She since has become a leader in promoting awareness and acceptance of the LGBT community in Philadelphia, Gonzales said.
“Without her, we wouldn’t have some of the increased visibility of LGBT issues in the Philadelphia area,” she said. “She was responsible for the raising of the flag at City Hall during LGBT History Month, which is always a beautiful experience, and that was an idea that she brought to fruition. She just gets the issues in a deep and personal way. She lives and breathes LGBT Philly and she always has and continues to represent marginalized communities.”
Casarez said the award was a surprise.
“It is obviously a real honor. I worked at GALAEI for 11 years and was executive director for almost 10 and took over after David left. He was somebody who was a mentor to me,” Casarez said. “A leader is somebody who develops other leaders, and that is something I can say about David and something I admired about him and tried to do myself. Being a leader is working with others to advance your cause.”
Casarez, a Philadelphia native, first became involved in community organizing during her undergraduate work at West Chester University, where she volunteered in her old neighborhood in Philadelphia.
“Immediately, I was able to put to use my skills to help,” she said. “I did a lot of behind-the-scenes work, like research and writing press releases and grants.”
She co-founded Philadelphia’s Dyke March in 1998.
“It is one of the things I am really proud of and is something that lives on. I haven’t been involved for probably eight years, but I go every year,” she said. “What excites me is that it thrives. When you can be a part of founding something and see it thriving years later, it’s really rewarding.”
Casarez said it is rewarding to be recognized by an organization that encompasses the communities to which she belongs.
“GALAEI is a special place for me. This is an award given to me from people I respect and it comes from communities I am a part of,” she said. “GALAEI is a Latino and queer organization and those are big parts of my personal identity. Being recognized and appreciated for the work that I have done and do is extra-special.”
Gonzales said GALAEI is proud to offer the award to somebody who has helped bring together its constituent communities.
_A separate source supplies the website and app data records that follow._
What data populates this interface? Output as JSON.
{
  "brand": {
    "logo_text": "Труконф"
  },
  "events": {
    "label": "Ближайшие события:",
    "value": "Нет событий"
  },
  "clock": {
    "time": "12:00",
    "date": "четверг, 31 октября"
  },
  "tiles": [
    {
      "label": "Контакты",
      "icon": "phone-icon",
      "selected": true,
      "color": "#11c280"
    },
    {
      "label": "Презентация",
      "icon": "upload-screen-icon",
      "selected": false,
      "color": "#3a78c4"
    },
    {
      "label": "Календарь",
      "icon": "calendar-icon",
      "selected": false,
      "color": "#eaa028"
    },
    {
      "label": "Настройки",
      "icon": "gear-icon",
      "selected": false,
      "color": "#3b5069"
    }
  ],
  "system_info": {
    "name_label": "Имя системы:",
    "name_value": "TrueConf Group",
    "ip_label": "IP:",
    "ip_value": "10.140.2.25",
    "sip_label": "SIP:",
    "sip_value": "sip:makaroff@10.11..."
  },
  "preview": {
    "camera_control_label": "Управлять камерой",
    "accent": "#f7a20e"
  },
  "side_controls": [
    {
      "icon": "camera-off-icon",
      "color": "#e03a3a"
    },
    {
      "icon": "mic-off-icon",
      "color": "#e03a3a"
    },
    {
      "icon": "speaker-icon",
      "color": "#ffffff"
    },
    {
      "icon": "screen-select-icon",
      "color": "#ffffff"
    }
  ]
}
“With DARLA, it is critically important to highlight queer Latinos in Philadelphia. The more that we are visible and have our stories told and seen in the community, the better it is for all communities. We are truly honored to do this,” she said.